A striking indictment of the failures of the international community during the Srebrenica massacre, this image deftly blurs the lines between subject and object and forces the viewer to think critically about what victimhood looks like in the context of war. Can you tell us a bit about how and why you started making art? What motivated you to express yourself in this way? From early childhood I knew I wanted to be an artist. I guess I was too sensitive and probably too emotional, so I preferred spending time on my own: drawing, painting, making different objects. I did not talk much until my early teenage years so basically art was a way of communication for me then and, in a way, it still is.
Ramona. Age: 23. I am very open minded and warm-hearted, a funny beautiful girl who will take you beyond your expectations! I like to go to gym to work out maintain my knockout curvy figure, I enjoy spreading positive energy with others, I like to spend time with up-scale gentleman.

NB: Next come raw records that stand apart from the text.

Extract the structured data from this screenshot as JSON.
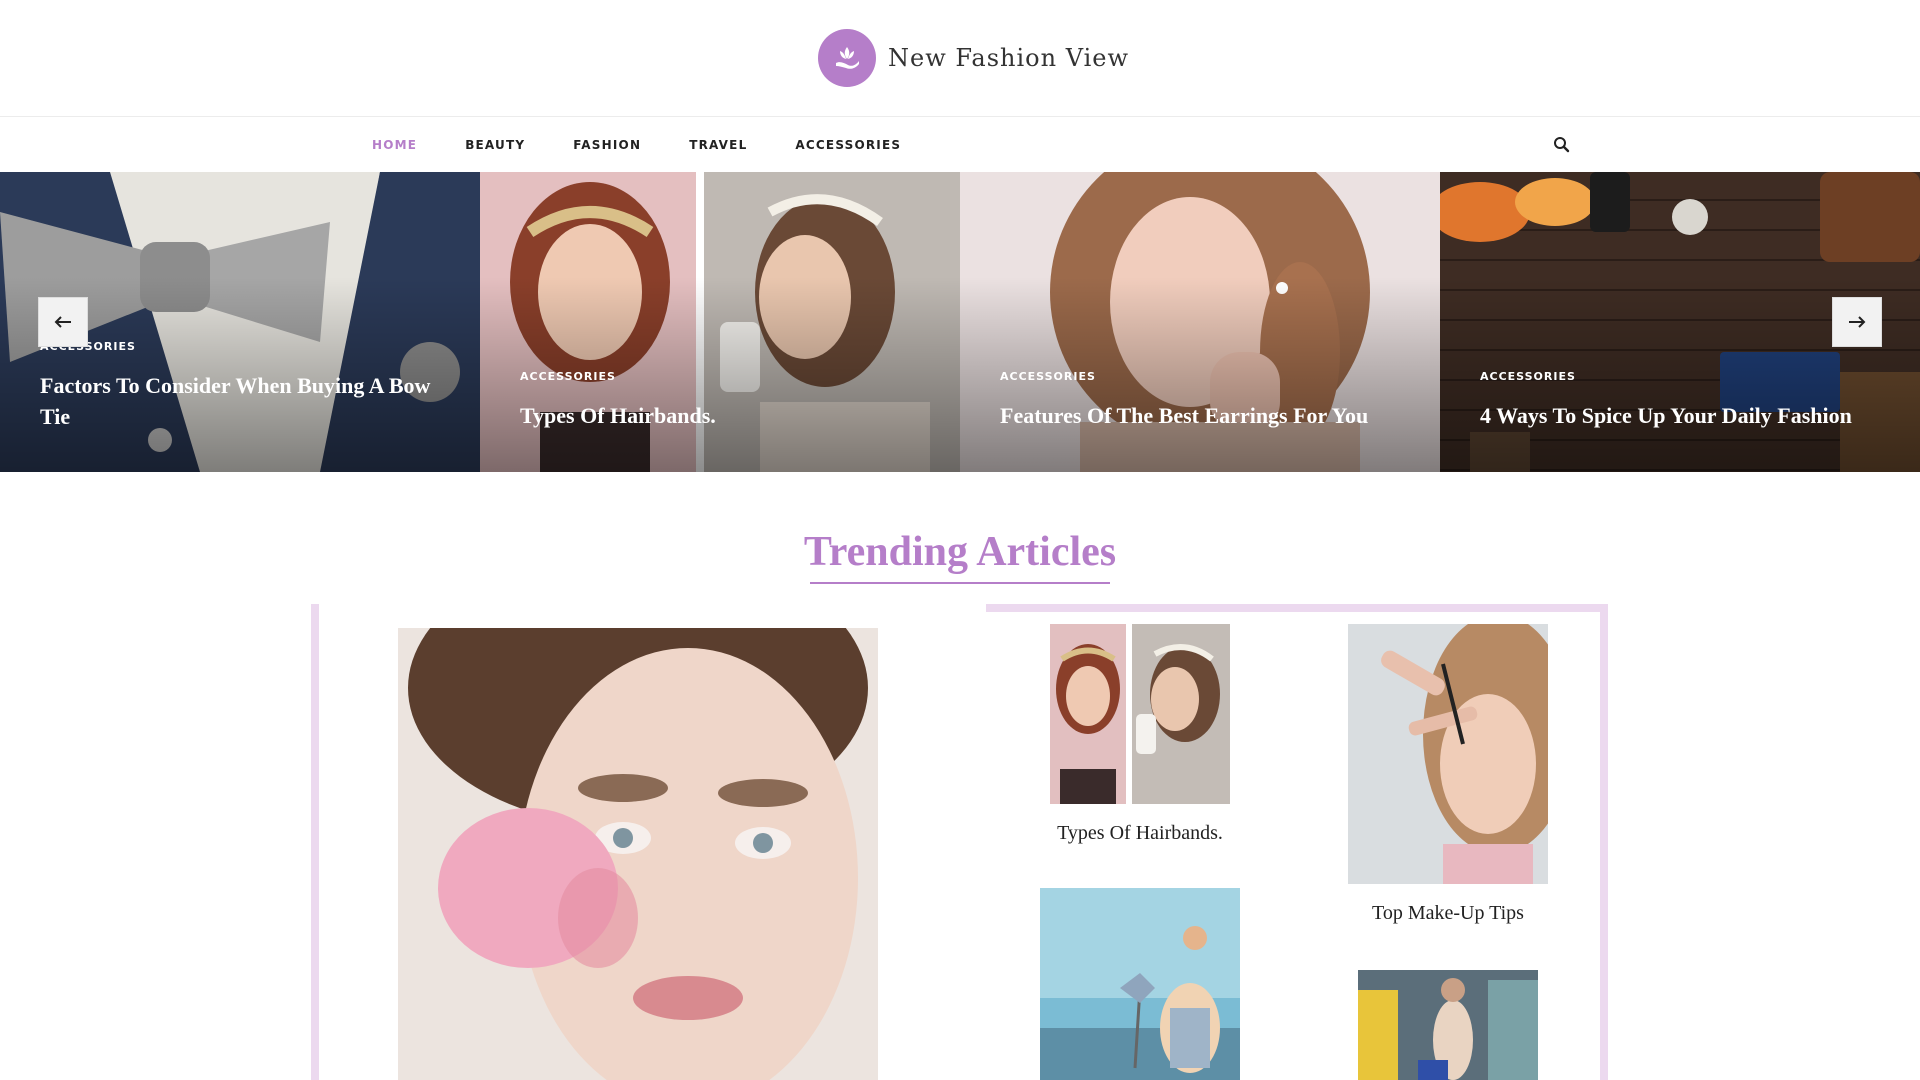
{
  "site": {
    "name": "New Fashion View"
  },
  "nav": {
    "items": [
      {
        "label": "HOME",
        "active": true
      },
      {
        "label": "BEAUTY",
        "active": false
      },
      {
        "label": "FASHION",
        "active": false
      },
      {
        "label": "TRAVEL",
        "active": false
      },
      {
        "label": "ACCESSORIES",
        "active": false
      }
    ]
  },
  "slider": {
    "slides": [
      {
        "category": "ACCESSORIES",
        "title": "Factors To Consider When Buying A Bow Tie"
      },
      {
        "category": "ACCESSORIES",
        "title": "Types Of Hairbands."
      },
      {
        "category": "ACCESSORIES",
        "title": "Features Of The Best Earrings For You"
      },
      {
        "category": "ACCESSORIES",
        "title": "4 Ways To Spice Up Your Daily Fashion"
      }
    ]
  },
  "trending": {
    "title": "Trending Articles",
    "cards": [
      {
        "title": "Types Of Hairbands."
      },
      {
        "title": "Top Make-Up Tips"
      }
    ]
  },
  "colors": {
    "accent": "#b57ec9",
    "frame": "#ecd9ef"
  },
  "icons": {
    "logo": "lotus-hand-icon",
    "search": "search-icon",
    "prev": "arrow-left-icon",
    "next": "arrow-right-icon"
  }
}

Bosnians are friendly and welcoming people. They easily make conversations in public transport, offer assistance to completely strangers who are in a difficult situation. Bosnian family and friend relationships are very strong, they are always familiar and friendly with their neighbors, they are very respectful of older people. Bosnian culture places great emphasis on hospitality and wit. The traditions and customs of this people have become the basis for the formation of the identity of Bosnian women. They are among the pleasant and interesting interlocutors, which is explained by their intelligence, calmness and ability to listen to the interlocutor. If they encounter objections, they instantly flare up.
Michelle Monaghan. Age: 24. Blonde with beautiful wet lips, big eyes full of warmth and passion. Men are my weakness and my infinite power directed at bed talent, my wonderful mood and feeling of lightness. When I am in a hot captivity of your arms in a muffled light, it seems to me that the whole world is at my feet.

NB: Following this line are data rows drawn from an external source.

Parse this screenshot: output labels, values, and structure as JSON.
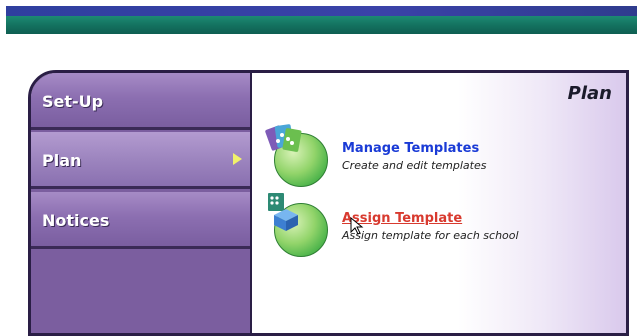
{
  "nav": {
    "items": [
      {
        "label": "Set-Up"
      },
      {
        "label": "Plan",
        "active": true
      },
      {
        "label": "Notices"
      }
    ]
  },
  "content": {
    "title": "Plan",
    "actions": [
      {
        "icon": "templates-icon",
        "title": "Manage Templates",
        "description": "Create and edit templates"
      },
      {
        "icon": "assign-template-icon",
        "title": "Assign Template",
        "description": "Assign template for each school"
      }
    ]
  },
  "colors": {
    "banner_blue": "#3a42a8",
    "banner_green": "#13705e",
    "sidebar": "#8c6fb1",
    "link": "#1a3bd6",
    "link_hover": "#d83a2f",
    "active_arrow": "#f1f16a"
  }
}
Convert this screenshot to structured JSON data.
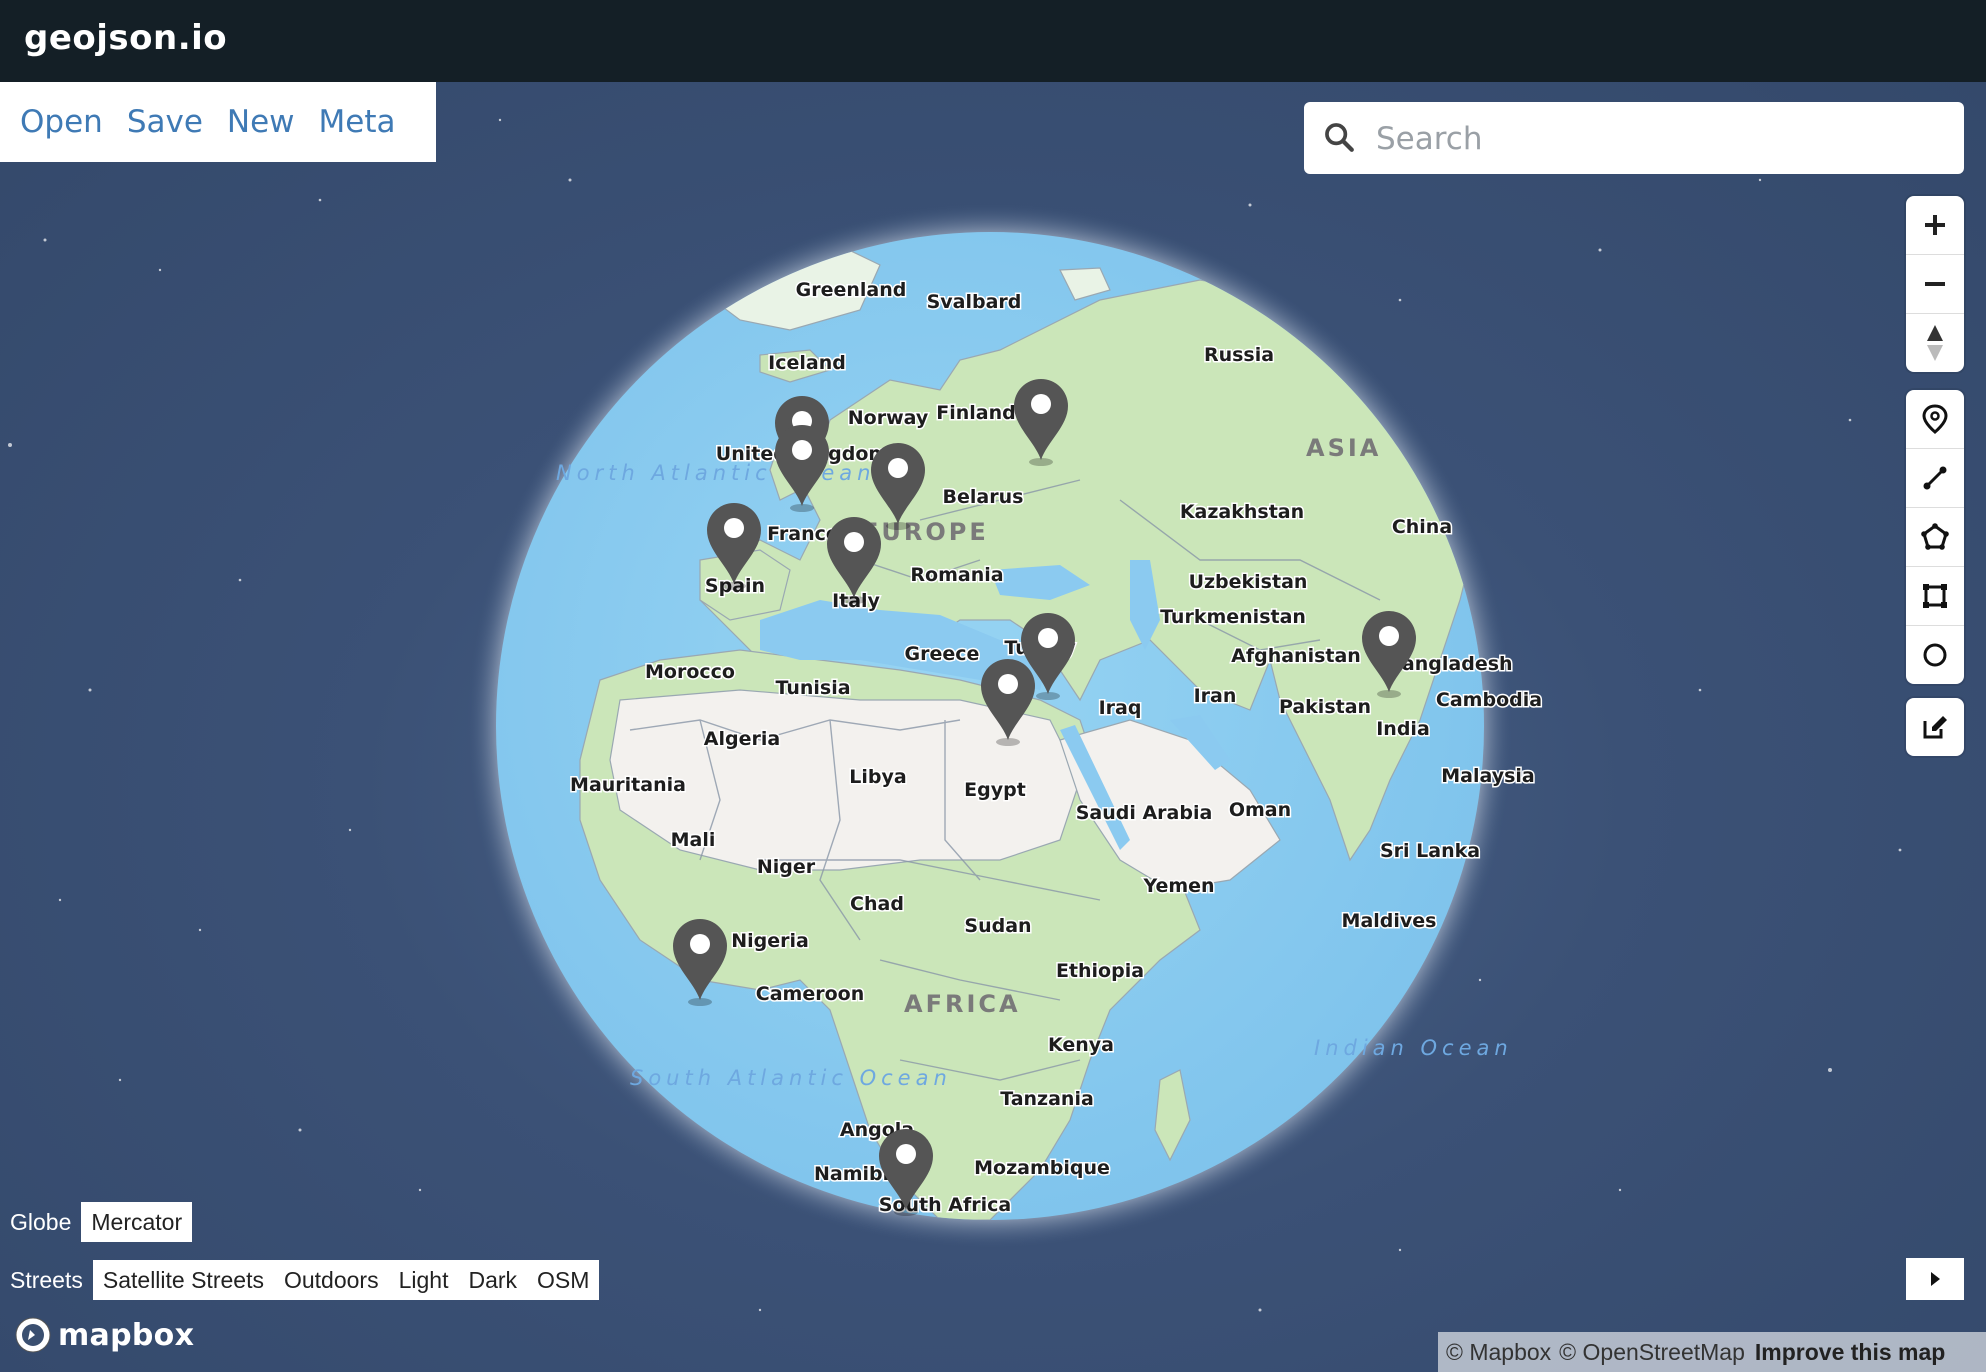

Denigrating phrases about Bosnian women are superimposed over a black and white photograph of the artist staring straight at the viewer. Originally a series of posters publicly displayed on the anniversary of the Srebrenica genocide , this work has become iconic of post-war Bosnia and Herzegovina, a direct confrontation of war crimes committed against women and the prejudices that came during and after it. From Wikipedia, the free encyclopedia.
Jump to. Sections of this page. Accessibility Help.